They got as far as Greenwich, Connecticut (180 miles outside of Boston) before deciding to turn back to be able to make it home on time. “Our worst case was only making it as far as Philly or New York, and we got significantly further than that, which is a feat in itself,” Palmer says. After calling Jayatilaka to update him on the news, they pulled into a supercharger in Springfield, Massachusetts (about 90 miles outside of Boston) to plan the trip back. Outside of a Panera and David’s Bridal, they calculated they’d need to make up two hours somehow. Jayatilaka had his wife drive him out to the meeting place, and the team left late that night for the drive back to Chicago—now with just over 22 hours to get back.
May 30, 11:30 p.m. EST
22 hours, 30 minutes left
In need of a shorter distance return route, they chose to cross through Canada—still avoiding the Pennsylvania no-mans-land and cutting down on time, but risking running out of charge. There are only five chargers between Ottawa and Detroit, over a distance of about 400 miles—and one would have taken them even further out of the way.
The decision posed a problem for the film crew, as only one videographer, Sam Paakkonen, had brought a passport. Paakkonen switched from a follow car to the Tesla to film what he could of the Canadian leg of the trip. “I was given all the cameras and audio equipment and the responsibility to document Ontario,” Paakonen says.
On the drive back, “we were running out of charge, we didn’t know how to optimize the car, and it was the longest distance between chargers we had,” Rammer says. At this point, the navigation system built into the car was in panic mode. “[It] was signaling that we needed to slow down and find a supercharger, but we had no choice but to keep going. We were too far to turn around. Eventually it said we were not going to make it, and we were going to be stranded.”
They continued on despite the navigation system’s bleating, finally limping in to a supercharger in Kingston, Ontario. From there, the team traveled through Toronto back into the States. They headed to a supercharger just south of Toledo to meet up with the follow cars, which had taken a stateside route.
May 31, 3:45 p.m. EST
6 hours, 15 minutes left
With the caravan reunited, the team raced across Indiana back to the dealership. Based on the calculations they made leaving Canada, they knew they were going to be coming in very close to the deadline. “I was pushing the speed a little bit cutting across Indiana,” Rammer admits. On top of the tight time frame, the film crew wanted to get footage of the return into Chicago.
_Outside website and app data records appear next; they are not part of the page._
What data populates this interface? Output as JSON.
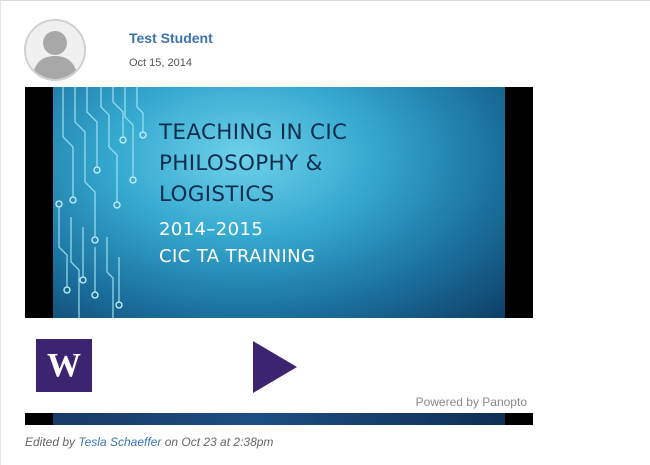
{
  "post": {
    "author": "Test Student",
    "date": "Oct 15, 2014",
    "avatar_icon": "user-silhouette-icon"
  },
  "video": {
    "slide_title_lines": [
      "TEACHING IN CIC",
      "PHILOSOPHY &",
      "LOGISTICS"
    ],
    "slide_subtitle_lines": [
      "2014–2015",
      "CIC TA TRAINING"
    ],
    "logo_letter": "W",
    "play_icon": "play-icon",
    "powered_by": "Powered by Panopto"
  },
  "footer": {
    "edited_prefix": "Edited by",
    "editor": "Tesla Schaeffer",
    "edited_suffix": "on Oct 23 at 2:38pm"
  },
  "colors": {
    "link": "#3b73af",
    "logo_bg": "#3d2470",
    "play": "#3d2470"
  }
}
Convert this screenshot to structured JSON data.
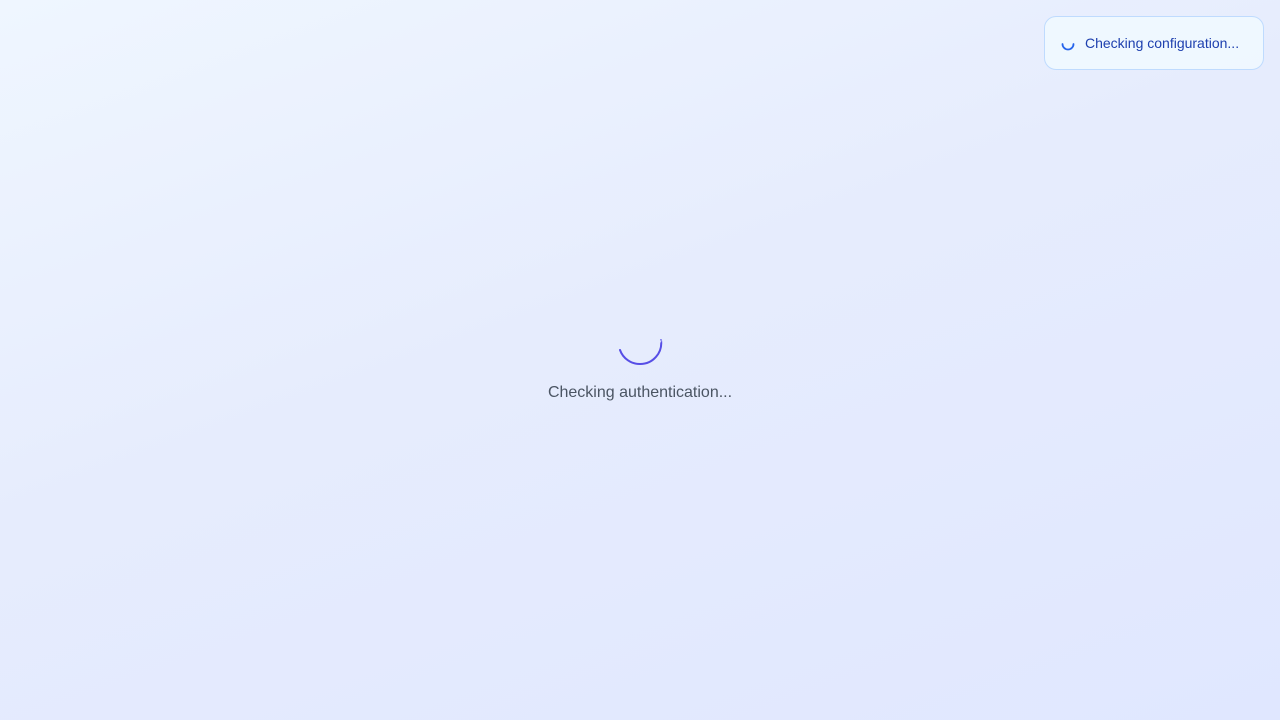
{
  "config_status": {
    "label": "Checking configuration...",
    "icon": "loading-spinner-icon"
  },
  "auth_status": {
    "label": "Checking authentication...",
    "icon": "loading-spinner-icon"
  },
  "colors": {
    "background_start": "#eff6ff",
    "background_end": "#e0e7ff",
    "spinner_accent": "#4f46e5",
    "toast_border": "#bfdbfe",
    "toast_text": "#1e40af",
    "auth_text": "#4b5563"
  }
}
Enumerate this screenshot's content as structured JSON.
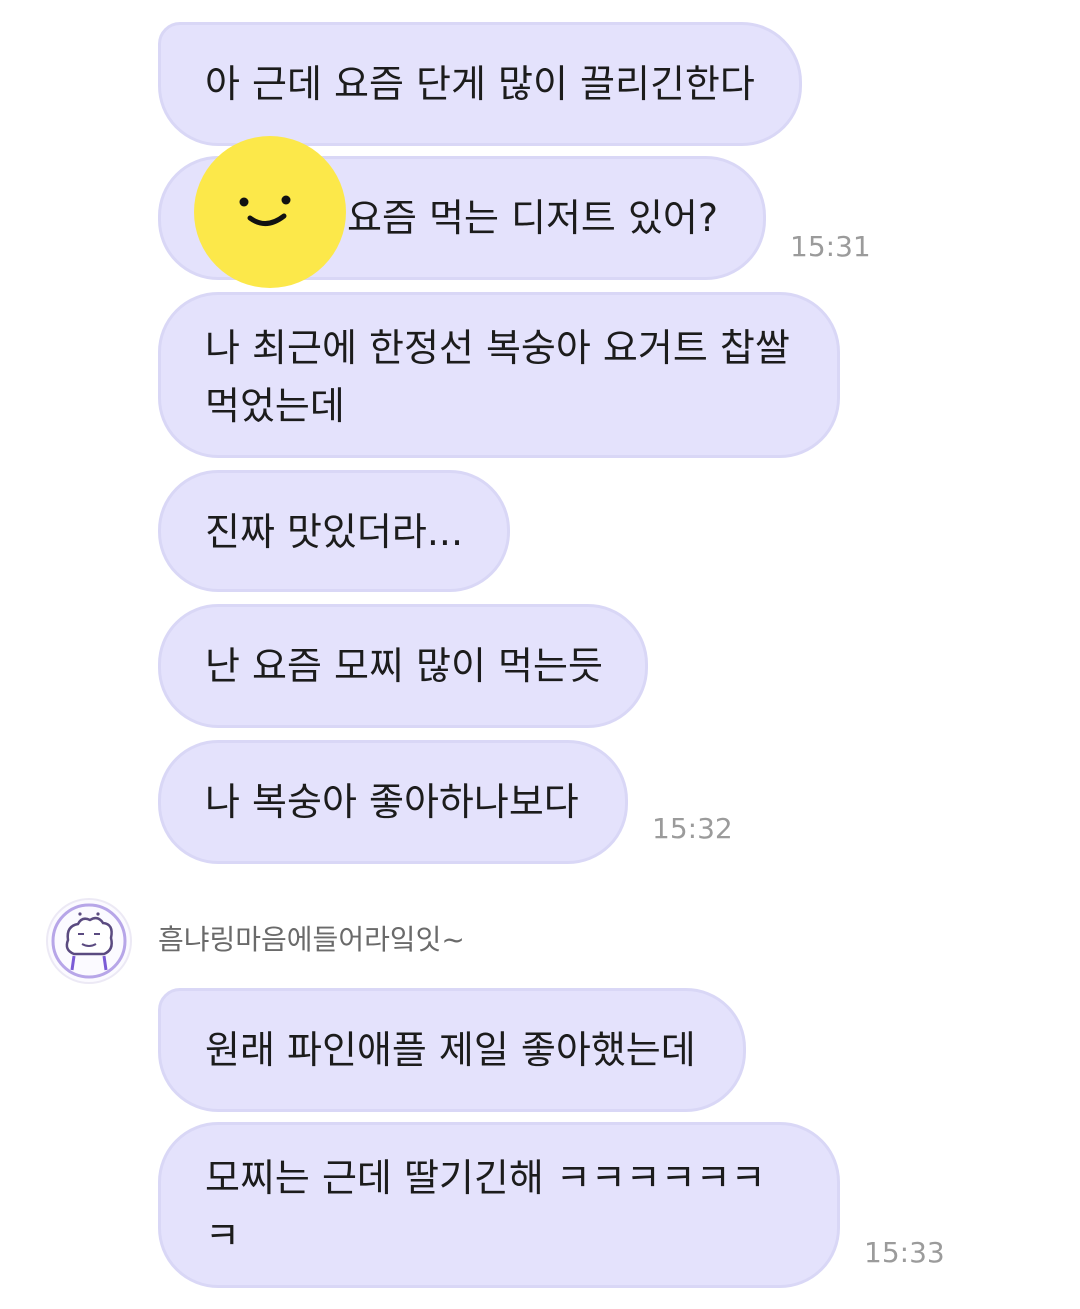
{
  "messages_sent": [
    {
      "text": "아 근데 요즘 단게 많이 끌리긴한다"
    },
    {
      "text": "요즘 먹는 디저트 있어?"
    },
    {
      "text": "나 최근에 한정선 복숭아 요거트 찹쌀 먹었는데"
    },
    {
      "text": "진짜 맛있더라..."
    },
    {
      "text": "난 요즘 모찌 많이 먹는듯"
    },
    {
      "text": "나 복숭아 좋아하나보다"
    }
  ],
  "times": {
    "first_group": "15:31",
    "second_group": "15:32",
    "reply_group": "15:33"
  },
  "reply": {
    "sender_name": "흠냐링마음에들어라잌잇~",
    "messages": [
      {
        "text": "원래 파인애플 제일 좋아했는데"
      },
      {
        "text": "모찌는 근데 딸기긴해 ㅋㅋㅋㅋㅋㅋㅋ"
      }
    ]
  },
  "colors": {
    "bubble": "#e4e2fc",
    "sticker": "#fce84a",
    "timestamp": "#9b9b9b"
  }
}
One car went to the planetarium to get a shot with the skyline, and the other followed the Tesla on Lake Shore Drive. “We were stuck at a gas station at the last second, we were rushing, we were dropping equipment, but we got the camera up and got the final shot,” says Palmer. The Tesla pulled into the dealership at 9:00 p.m. on May 31, 48 hours to the minute that they had left.
A few days later, the Tesla team met up again to celebrate the trip and discuss what had happened. “Doing a road trip shows the weakness of cars like Tesla, which is the infrastructure,” Jayatilaka says. “If there were charging stations in even half the frequency of gas stations, there would be no problem.” Rammer agrees and says that doing a timed distance in a Tesla is difficult because “there are a lot of variants,” such as the locations of the superchargers, elevation change, weather, and speed of the drive. Still, says Rammer, “the acceleration is staggering. It is faster than any car I have ever been in.”
When asked if they would do a Tesla road trip again, it was a unanimous yes. Will they? “Sure,” Rammer says. “If someone wants to give me another 48 hours with one.”